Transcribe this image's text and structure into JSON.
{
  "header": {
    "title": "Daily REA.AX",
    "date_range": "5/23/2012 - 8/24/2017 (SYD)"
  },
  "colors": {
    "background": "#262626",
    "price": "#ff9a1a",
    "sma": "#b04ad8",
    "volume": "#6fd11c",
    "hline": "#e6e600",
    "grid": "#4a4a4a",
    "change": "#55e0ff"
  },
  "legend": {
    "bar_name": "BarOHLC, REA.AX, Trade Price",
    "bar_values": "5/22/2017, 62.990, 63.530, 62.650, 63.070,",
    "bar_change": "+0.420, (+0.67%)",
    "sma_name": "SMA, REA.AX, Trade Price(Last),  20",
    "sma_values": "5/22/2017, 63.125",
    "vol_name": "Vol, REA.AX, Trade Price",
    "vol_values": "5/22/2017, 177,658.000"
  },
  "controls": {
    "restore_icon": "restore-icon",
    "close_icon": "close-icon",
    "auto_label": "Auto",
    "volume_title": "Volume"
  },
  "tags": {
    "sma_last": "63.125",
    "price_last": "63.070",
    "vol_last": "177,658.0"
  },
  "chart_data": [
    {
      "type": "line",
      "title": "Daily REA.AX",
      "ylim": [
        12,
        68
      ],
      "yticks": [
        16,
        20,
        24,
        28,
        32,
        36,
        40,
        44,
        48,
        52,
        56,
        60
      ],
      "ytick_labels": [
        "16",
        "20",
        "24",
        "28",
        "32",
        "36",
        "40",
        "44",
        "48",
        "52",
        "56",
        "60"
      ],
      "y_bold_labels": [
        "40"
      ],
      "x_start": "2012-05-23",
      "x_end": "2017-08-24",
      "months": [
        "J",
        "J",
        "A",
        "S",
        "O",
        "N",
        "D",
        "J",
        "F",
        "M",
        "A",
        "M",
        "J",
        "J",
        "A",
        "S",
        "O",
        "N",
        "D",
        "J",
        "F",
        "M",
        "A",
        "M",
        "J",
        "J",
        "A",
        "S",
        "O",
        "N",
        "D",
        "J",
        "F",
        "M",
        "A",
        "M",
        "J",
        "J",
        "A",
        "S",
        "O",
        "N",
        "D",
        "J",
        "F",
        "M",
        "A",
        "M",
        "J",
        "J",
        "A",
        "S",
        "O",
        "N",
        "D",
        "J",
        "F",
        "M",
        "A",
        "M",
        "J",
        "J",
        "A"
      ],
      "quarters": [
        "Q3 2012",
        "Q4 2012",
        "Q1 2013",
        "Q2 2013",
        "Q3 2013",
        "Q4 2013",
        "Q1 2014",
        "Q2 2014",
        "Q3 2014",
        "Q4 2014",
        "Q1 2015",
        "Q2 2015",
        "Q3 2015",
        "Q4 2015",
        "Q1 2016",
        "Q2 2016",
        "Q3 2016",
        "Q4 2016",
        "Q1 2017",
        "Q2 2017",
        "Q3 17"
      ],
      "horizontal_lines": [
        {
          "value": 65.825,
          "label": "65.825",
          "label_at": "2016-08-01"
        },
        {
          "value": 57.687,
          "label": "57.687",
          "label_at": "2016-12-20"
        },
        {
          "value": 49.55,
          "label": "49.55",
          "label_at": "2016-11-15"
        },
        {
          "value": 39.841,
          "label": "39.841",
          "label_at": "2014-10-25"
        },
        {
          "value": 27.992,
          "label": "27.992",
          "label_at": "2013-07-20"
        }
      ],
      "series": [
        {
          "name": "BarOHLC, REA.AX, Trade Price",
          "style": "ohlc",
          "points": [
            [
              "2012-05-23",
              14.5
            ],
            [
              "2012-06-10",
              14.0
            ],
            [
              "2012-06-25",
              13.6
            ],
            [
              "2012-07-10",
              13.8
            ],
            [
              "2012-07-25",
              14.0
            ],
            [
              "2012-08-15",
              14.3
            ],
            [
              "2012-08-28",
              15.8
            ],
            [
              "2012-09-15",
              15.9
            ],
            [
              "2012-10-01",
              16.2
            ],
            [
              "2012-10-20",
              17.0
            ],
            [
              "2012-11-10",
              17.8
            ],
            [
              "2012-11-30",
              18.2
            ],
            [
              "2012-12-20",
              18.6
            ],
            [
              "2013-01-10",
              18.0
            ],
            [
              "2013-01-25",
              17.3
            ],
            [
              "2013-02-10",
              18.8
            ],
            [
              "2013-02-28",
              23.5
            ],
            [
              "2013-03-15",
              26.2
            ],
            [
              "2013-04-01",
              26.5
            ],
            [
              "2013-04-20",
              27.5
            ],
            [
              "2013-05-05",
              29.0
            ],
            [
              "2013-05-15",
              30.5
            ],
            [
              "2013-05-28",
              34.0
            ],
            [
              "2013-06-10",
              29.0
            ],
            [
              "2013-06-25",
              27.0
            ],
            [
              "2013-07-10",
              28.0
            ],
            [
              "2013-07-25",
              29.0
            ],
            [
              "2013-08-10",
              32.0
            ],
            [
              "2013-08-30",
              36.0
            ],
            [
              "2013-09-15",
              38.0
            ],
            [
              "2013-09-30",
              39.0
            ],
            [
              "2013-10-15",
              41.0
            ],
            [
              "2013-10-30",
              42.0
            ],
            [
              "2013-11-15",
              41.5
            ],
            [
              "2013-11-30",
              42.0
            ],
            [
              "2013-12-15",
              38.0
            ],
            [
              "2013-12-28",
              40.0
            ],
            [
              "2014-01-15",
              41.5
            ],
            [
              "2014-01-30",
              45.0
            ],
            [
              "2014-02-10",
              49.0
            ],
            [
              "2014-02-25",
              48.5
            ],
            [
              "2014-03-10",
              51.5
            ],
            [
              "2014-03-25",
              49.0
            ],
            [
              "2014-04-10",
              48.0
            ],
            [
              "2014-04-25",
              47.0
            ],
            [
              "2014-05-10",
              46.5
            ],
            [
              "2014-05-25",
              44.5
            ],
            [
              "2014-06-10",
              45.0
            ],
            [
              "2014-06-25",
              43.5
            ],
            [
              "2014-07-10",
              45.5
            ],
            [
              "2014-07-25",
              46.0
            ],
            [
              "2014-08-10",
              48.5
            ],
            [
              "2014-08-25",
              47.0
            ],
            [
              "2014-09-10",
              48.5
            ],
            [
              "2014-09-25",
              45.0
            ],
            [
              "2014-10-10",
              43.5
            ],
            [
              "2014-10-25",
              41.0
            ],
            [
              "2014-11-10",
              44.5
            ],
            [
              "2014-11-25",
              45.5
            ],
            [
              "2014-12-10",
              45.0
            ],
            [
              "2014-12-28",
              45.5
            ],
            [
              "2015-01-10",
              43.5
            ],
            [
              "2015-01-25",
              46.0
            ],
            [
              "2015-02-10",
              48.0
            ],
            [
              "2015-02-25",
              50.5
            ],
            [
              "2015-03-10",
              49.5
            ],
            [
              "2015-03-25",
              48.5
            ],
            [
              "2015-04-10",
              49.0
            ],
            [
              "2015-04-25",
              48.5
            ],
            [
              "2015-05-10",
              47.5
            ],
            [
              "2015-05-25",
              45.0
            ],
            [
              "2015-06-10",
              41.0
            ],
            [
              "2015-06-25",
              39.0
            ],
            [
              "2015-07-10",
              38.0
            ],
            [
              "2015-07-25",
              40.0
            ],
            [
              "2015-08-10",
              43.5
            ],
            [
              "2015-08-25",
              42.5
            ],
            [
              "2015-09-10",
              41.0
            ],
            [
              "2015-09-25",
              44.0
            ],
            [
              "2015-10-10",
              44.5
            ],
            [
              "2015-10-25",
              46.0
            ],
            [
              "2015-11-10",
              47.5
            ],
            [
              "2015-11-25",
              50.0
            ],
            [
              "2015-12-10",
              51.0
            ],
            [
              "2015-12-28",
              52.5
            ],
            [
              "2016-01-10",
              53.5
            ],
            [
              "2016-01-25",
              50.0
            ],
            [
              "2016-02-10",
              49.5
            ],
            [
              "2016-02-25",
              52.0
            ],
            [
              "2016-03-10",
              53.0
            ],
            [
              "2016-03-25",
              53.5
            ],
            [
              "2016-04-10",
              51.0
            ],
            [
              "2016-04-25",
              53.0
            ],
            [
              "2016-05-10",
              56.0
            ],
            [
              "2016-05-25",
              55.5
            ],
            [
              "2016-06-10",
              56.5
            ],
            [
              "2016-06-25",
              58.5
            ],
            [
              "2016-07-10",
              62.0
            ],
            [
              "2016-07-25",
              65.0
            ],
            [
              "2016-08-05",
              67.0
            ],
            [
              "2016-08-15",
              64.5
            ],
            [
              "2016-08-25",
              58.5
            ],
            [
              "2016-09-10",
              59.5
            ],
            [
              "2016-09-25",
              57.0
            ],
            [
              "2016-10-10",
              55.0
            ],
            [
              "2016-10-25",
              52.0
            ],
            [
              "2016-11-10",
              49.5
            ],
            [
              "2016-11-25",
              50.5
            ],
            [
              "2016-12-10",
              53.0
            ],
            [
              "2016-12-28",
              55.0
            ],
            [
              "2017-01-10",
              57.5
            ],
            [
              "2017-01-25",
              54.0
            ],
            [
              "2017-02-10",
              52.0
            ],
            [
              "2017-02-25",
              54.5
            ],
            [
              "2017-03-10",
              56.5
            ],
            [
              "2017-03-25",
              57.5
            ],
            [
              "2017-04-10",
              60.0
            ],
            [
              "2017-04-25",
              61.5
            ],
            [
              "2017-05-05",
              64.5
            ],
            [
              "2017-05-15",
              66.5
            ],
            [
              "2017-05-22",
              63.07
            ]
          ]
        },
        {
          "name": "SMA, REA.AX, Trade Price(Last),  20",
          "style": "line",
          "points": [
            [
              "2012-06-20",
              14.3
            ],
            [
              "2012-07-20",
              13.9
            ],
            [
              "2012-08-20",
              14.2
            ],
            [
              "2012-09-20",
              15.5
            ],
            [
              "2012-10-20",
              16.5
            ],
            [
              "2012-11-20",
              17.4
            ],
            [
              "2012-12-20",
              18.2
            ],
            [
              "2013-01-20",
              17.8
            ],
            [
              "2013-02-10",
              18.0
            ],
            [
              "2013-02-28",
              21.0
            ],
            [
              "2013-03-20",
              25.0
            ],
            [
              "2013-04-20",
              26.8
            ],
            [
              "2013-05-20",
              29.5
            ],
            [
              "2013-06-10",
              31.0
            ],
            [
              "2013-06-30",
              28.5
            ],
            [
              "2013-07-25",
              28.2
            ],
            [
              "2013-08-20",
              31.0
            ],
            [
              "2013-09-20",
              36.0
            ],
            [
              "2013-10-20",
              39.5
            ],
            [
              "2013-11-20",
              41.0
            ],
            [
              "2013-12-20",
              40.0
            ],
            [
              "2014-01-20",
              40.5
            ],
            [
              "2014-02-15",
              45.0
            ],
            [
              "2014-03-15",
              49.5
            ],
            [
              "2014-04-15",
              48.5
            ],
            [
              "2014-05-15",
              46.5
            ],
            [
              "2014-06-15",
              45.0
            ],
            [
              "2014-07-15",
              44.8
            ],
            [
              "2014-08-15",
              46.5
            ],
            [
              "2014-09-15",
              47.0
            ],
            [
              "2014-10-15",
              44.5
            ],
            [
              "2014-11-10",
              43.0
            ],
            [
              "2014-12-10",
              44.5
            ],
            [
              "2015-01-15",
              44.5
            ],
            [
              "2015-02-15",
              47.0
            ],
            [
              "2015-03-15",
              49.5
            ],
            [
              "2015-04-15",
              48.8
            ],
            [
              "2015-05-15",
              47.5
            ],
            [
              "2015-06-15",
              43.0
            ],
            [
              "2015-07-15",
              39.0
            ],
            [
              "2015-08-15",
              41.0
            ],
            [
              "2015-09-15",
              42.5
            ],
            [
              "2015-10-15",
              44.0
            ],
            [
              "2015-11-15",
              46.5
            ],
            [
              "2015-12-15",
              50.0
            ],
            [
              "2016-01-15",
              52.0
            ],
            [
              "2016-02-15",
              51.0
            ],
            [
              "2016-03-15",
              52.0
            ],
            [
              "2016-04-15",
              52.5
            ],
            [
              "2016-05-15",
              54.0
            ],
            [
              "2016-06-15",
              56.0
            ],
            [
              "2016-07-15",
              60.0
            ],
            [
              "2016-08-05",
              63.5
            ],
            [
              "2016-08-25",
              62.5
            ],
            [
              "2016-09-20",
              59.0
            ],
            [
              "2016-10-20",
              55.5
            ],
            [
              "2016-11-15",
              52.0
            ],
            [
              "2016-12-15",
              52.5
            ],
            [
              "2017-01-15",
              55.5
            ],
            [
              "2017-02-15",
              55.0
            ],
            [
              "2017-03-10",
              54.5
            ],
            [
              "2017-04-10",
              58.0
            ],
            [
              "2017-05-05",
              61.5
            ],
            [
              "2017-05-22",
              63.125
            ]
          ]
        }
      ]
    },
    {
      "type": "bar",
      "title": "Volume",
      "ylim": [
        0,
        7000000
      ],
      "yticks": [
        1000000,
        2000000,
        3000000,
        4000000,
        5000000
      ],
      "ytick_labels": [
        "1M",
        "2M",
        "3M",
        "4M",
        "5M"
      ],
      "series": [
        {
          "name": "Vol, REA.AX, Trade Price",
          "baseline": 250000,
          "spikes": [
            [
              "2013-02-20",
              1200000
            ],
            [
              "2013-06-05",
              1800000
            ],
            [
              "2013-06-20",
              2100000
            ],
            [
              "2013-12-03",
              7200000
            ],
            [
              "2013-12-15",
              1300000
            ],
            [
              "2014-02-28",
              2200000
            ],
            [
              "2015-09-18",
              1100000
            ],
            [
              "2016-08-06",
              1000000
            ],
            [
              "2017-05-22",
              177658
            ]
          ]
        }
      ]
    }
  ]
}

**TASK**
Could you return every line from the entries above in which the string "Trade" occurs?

**WRITTEN RESPONSE**
    "bar_name": "BarOHLC, REA.AX, Trade Price",
    "sma_name": "SMA, REA.AX, Trade Price(Last),  20",
    "vol_name": "Vol, REA.AX, Trade Price",
          "name": "BarOHLC, REA.AX, Trade Price",
          "name": "SMA, REA.AX, Trade Price(Last),  20",
          "name": "Vol, REA.AX, Trade Price",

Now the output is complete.